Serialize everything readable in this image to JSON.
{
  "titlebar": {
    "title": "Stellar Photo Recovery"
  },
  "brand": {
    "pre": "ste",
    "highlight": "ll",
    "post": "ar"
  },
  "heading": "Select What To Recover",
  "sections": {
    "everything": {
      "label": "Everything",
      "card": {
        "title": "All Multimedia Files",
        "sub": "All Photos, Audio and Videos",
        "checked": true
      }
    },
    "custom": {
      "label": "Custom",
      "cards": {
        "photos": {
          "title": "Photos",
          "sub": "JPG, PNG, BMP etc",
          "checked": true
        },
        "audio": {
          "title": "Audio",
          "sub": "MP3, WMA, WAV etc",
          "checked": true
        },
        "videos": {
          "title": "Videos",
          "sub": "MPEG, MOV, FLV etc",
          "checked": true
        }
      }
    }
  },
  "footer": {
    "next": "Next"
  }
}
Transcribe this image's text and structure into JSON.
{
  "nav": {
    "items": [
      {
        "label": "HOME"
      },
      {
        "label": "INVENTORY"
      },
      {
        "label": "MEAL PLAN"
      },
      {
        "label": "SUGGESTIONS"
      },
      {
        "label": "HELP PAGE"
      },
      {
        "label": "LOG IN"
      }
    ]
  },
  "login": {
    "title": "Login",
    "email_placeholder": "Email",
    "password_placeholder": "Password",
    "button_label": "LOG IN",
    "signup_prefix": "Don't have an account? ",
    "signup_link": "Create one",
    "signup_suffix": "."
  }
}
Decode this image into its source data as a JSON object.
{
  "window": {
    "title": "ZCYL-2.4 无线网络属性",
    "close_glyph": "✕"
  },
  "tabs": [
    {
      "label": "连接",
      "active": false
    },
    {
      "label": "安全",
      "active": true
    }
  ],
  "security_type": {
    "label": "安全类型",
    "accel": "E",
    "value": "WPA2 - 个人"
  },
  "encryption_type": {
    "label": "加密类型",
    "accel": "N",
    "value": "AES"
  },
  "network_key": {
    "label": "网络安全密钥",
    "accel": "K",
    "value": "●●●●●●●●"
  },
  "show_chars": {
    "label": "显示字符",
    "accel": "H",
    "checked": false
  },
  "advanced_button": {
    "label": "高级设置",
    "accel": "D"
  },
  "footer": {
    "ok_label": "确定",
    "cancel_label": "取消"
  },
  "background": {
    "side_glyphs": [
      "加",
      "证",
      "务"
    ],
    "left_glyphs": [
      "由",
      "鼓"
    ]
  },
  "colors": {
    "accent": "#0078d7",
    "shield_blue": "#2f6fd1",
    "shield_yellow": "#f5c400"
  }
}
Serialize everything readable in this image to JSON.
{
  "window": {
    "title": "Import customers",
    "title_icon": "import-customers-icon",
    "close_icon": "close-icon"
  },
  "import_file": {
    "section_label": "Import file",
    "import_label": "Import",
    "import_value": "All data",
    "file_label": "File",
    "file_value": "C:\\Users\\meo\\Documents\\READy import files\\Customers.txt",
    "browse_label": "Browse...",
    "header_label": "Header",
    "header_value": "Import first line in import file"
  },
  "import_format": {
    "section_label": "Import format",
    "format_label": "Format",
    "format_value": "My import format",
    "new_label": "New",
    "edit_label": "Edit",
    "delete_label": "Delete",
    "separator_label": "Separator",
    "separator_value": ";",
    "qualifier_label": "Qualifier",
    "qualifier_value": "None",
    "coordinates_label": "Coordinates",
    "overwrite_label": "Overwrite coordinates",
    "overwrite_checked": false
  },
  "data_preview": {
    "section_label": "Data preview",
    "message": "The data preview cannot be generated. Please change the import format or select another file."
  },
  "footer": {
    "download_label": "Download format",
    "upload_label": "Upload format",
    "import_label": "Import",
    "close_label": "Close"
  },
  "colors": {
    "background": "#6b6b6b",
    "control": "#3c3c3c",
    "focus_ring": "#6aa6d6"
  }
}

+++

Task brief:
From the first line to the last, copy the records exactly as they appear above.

Exercise output:
Serialize everything readable in this image to JSON.
{
  "titlebar": {
    "title": "Stellar Photo Recovery"
  },
  "brand": {
    "pre": "ste",
    "highlight": "ll",
    "post": "ar"
  },
  "heading": "Select What To Recover",
  "sections": {
    "everything": {
      "label": "Everything",
      "card": {
        "title": "All Multimedia Files",
        "sub": "All Photos, Audio and Videos",
        "checked": true
      }
    },
    "custom": {
      "label": "Custom",
      "cards": {
        "photos": {
          "title": "Photos",
          "sub": "JPG, PNG, BMP etc",
          "checked": true
        },
        "audio": {
          "title": "Audio",
          "sub": "MP3, WMA, WAV etc",
          "checked": true
        },
        "videos": {
          "title": "Videos",
          "sub": "MPEG, MOV, FLV etc",
          "checked": true
        }
      }
    }
  },
  "footer": {
    "next": "Next"
  }
}
Transcribe this image's text and structure into JSON.
{
  "nav": {
    "items": [
      {
        "label": "HOME"
      },
      {
        "label": "INVENTORY"
      },
      {
        "label": "MEAL PLAN"
      },
      {
        "label": "SUGGESTIONS"
      },
      {
        "label": "HELP PAGE"
      },
      {
        "label": "LOG IN"
      }
    ]
  },
  "login": {
    "title": "Login",
    "email_placeholder": "Email",
    "password_placeholder": "Password",
    "button_label": "LOG IN",
    "signup_prefix": "Don't have an account? ",
    "signup_link": "Create one",
    "signup_suffix": "."
  }
}
Decode this image into its source data as a JSON object.
{
  "window": {
    "title": "ZCYL-2.4 无线网络属性",
    "close_glyph": "✕"
  },
  "tabs": [
    {
      "label": "连接",
      "active": false
    },
    {
      "label": "安全",
      "active": true
    }
  ],
  "security_type": {
    "label": "安全类型",
    "accel": "E",
    "value": "WPA2 - 个人"
  },
  "encryption_type": {
    "label": "加密类型",
    "accel": "N",
    "value": "AES"
  },
  "network_key": {
    "label": "网络安全密钥",
    "accel": "K",
    "value": "●●●●●●●●"
  },
  "show_chars": {
    "label": "显示字符",
    "accel": "H",
    "checked": false
  },
  "advanced_button": {
    "label": "高级设置",
    "accel": "D"
  },
  "footer": {
    "ok_label": "确定",
    "cancel_label": "取消"
  },
  "background": {
    "side_glyphs": [
      "加",
      "证",
      "务"
    ],
    "left_glyphs": [
      "由",
      "鼓"
    ]
  },
  "colors": {
    "accent": "#0078d7",
    "shield_blue": "#2f6fd1",
    "shield_yellow": "#f5c400"
  }
}
Serialize everything readable in this image to JSON.
{
  "window": {
    "title": "Import customers",
    "title_icon": "import-customers-icon",
    "close_icon": "close-icon"
  },
  "import_file": {
    "section_label": "Import file",
    "import_label": "Import",
    "import_value": "All data",
    "file_label": "File",
    "file_value": "C:\\Users\\meo\\Documents\\READy import files\\Customers.txt",
    "browse_label": "Browse...",
    "header_label": "Header",
    "header_value": "Import first line in import file"
  },
  "import_format": {
    "section_label": "Import format",
    "format_label": "Format",
    "format_value": "My import format",
    "new_label": "New",
    "edit_label": "Edit",
    "delete_label": "Delete",
    "separator_label": "Separator",
    "separator_value": ";",
    "qualifier_label": "Qualifier",
    "qualifier_value": "None",
    "coordinates_label": "Coordinates",
    "overwrite_label": "Overwrite coordinates",
    "overwrite_checked": false
  },
  "data_preview": {
    "section_label": "Data preview",
    "message": "The data preview cannot be generated. Please change the import format or select another file."
  },
  "footer": {
    "download_label": "Download format",
    "upload_label": "Upload format",
    "import_label": "Import",
    "close_label": "Close"
  },
  "colors": {
    "background": "#6b6b6b",
    "control": "#3c3c3c",
    "focus_ring": "#6aa6d6"
  }
}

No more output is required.